Below are records; repeat them all exactly.

*LISTED ENTRIES:*
+---+

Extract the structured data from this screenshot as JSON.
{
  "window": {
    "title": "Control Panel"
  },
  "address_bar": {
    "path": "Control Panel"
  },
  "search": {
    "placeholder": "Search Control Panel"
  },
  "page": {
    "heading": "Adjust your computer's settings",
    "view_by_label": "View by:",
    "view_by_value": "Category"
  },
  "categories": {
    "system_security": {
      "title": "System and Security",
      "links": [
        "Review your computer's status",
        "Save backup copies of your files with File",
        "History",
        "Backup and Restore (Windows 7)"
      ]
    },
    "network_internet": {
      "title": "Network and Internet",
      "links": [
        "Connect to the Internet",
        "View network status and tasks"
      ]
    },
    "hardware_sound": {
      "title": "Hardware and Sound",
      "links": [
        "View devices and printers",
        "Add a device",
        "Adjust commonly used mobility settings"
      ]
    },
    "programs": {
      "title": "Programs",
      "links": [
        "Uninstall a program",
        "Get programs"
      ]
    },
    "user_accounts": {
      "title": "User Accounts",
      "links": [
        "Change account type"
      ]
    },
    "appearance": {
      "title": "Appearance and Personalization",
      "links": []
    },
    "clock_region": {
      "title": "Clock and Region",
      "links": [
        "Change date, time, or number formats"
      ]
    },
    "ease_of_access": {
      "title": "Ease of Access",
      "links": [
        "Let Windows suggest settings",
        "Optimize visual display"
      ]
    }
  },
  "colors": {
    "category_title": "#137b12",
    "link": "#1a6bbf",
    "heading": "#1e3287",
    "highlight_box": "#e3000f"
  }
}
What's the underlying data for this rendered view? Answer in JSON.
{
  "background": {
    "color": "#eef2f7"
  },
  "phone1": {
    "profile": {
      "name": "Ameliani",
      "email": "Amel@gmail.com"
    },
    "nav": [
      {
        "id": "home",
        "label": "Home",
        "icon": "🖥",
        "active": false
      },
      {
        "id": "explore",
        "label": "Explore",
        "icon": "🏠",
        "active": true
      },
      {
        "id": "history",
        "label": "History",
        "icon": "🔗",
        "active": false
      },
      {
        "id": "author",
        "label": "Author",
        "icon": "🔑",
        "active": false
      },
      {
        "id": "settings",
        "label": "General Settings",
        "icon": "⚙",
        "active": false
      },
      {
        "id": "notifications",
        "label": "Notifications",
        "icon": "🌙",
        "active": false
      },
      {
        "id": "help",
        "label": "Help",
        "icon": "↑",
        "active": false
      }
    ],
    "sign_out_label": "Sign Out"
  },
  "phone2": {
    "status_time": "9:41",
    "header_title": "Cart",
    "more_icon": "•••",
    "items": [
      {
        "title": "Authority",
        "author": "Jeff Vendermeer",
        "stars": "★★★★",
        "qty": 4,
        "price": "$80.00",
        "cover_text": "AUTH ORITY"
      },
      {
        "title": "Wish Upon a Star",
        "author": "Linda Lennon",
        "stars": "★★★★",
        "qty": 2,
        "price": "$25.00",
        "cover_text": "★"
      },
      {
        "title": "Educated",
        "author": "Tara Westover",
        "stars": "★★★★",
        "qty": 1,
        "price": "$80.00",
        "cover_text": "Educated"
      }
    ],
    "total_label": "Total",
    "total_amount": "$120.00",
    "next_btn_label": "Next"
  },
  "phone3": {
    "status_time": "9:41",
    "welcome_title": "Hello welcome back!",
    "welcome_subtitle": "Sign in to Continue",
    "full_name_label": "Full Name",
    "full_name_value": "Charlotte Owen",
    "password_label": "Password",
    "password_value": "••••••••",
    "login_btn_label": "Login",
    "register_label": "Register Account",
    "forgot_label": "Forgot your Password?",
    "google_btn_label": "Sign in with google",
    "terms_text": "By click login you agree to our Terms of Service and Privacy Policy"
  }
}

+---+

*RESPONSE AREA:*
Extract the structured data from this screenshot as JSON.
{
  "window": {
    "title": "Control Panel"
  },
  "address_bar": {
    "path": "Control Panel"
  },
  "search": {
    "placeholder": "Search Control Panel"
  },
  "page": {
    "heading": "Adjust your computer's settings",
    "view_by_label": "View by:",
    "view_by_value": "Category"
  },
  "categories": {
    "system_security": {
      "title": "System and Security",
      "links": [
        "Review your computer's status",
        "Save backup copies of your files with File",
        "History",
        "Backup and Restore (Windows 7)"
      ]
    },
    "network_internet": {
      "title": "Network and Internet",
      "links": [
        "Connect to the Internet",
        "View network status and tasks"
      ]
    },
    "hardware_sound": {
      "title": "Hardware and Sound",
      "links": [
        "View devices and printers",
        "Add a device",
        "Adjust commonly used mobility settings"
      ]
    },
    "programs": {
      "title": "Programs",
      "links": [
        "Uninstall a program",
        "Get programs"
      ]
    },
    "user_accounts": {
      "title": "User Accounts",
      "links": [
        "Change account type"
      ]
    },
    "appearance": {
      "title": "Appearance and Personalization",
      "links": []
    },
    "clock_region": {
      "title": "Clock and Region",
      "links": [
        "Change date, time, or number formats"
      ]
    },
    "ease_of_access": {
      "title": "Ease of Access",
      "links": [
        "Let Windows suggest settings",
        "Optimize visual display"
      ]
    }
  },
  "colors": {
    "category_title": "#137b12",
    "link": "#1a6bbf",
    "heading": "#1e3287",
    "highlight_box": "#e3000f"
  }
}
What's the underlying data for this rendered view? Answer in JSON.
{
  "background": {
    "color": "#eef2f7"
  },
  "phone1": {
    "profile": {
      "name": "Ameliani",
      "email": "Amel@gmail.com"
    },
    "nav": [
      {
        "id": "home",
        "label": "Home",
        "icon": "🖥",
        "active": false
      },
      {
        "id": "explore",
        "label": "Explore",
        "icon": "🏠",
        "active": true
      },
      {
        "id": "history",
        "label": "History",
        "icon": "🔗",
        "active": false
      },
      {
        "id": "author",
        "label": "Author",
        "icon": "🔑",
        "active": false
      },
      {
        "id": "settings",
        "label": "General Settings",
        "icon": "⚙",
        "active": false
      },
      {
        "id": "notifications",
        "label": "Notifications",
        "icon": "🌙",
        "active": false
      },
      {
        "id": "help",
        "label": "Help",
        "icon": "↑",
        "active": false
      }
    ],
    "sign_out_label": "Sign Out"
  },
  "phone2": {
    "status_time": "9:41",
    "header_title": "Cart",
    "more_icon": "•••",
    "items": [
      {
        "title": "Authority",
        "author": "Jeff Vendermeer",
        "stars": "★★★★",
        "qty": 4,
        "price": "$80.00",
        "cover_text": "AUTH ORITY"
      },
      {
        "title": "Wish Upon a Star",
        "author": "Linda Lennon",
        "stars": "★★★★",
        "qty": 2,
        "price": "$25.00",
        "cover_text": "★"
      },
      {
        "title": "Educated",
        "author": "Tara Westover",
        "stars": "★★★★",
        "qty": 1,
        "price": "$80.00",
        "cover_text": "Educated"
      }
    ],
    "total_label": "Total",
    "total_amount": "$120.00",
    "next_btn_label": "Next"
  },
  "phone3": {
    "status_time": "9:41",
    "welcome_title": "Hello welcome back!",
    "welcome_subtitle": "Sign in to Continue",
    "full_name_label": "Full Name",
    "full_name_value": "Charlotte Owen",
    "password_label": "Password",
    "password_value": "••••••••",
    "login_btn_label": "Login",
    "register_label": "Register Account",
    "forgot_label": "Forgot your Password?",
    "google_btn_label": "Sign in with google",
    "terms_text": "By click login you agree to our Terms of Service and Privacy Policy"
  }
}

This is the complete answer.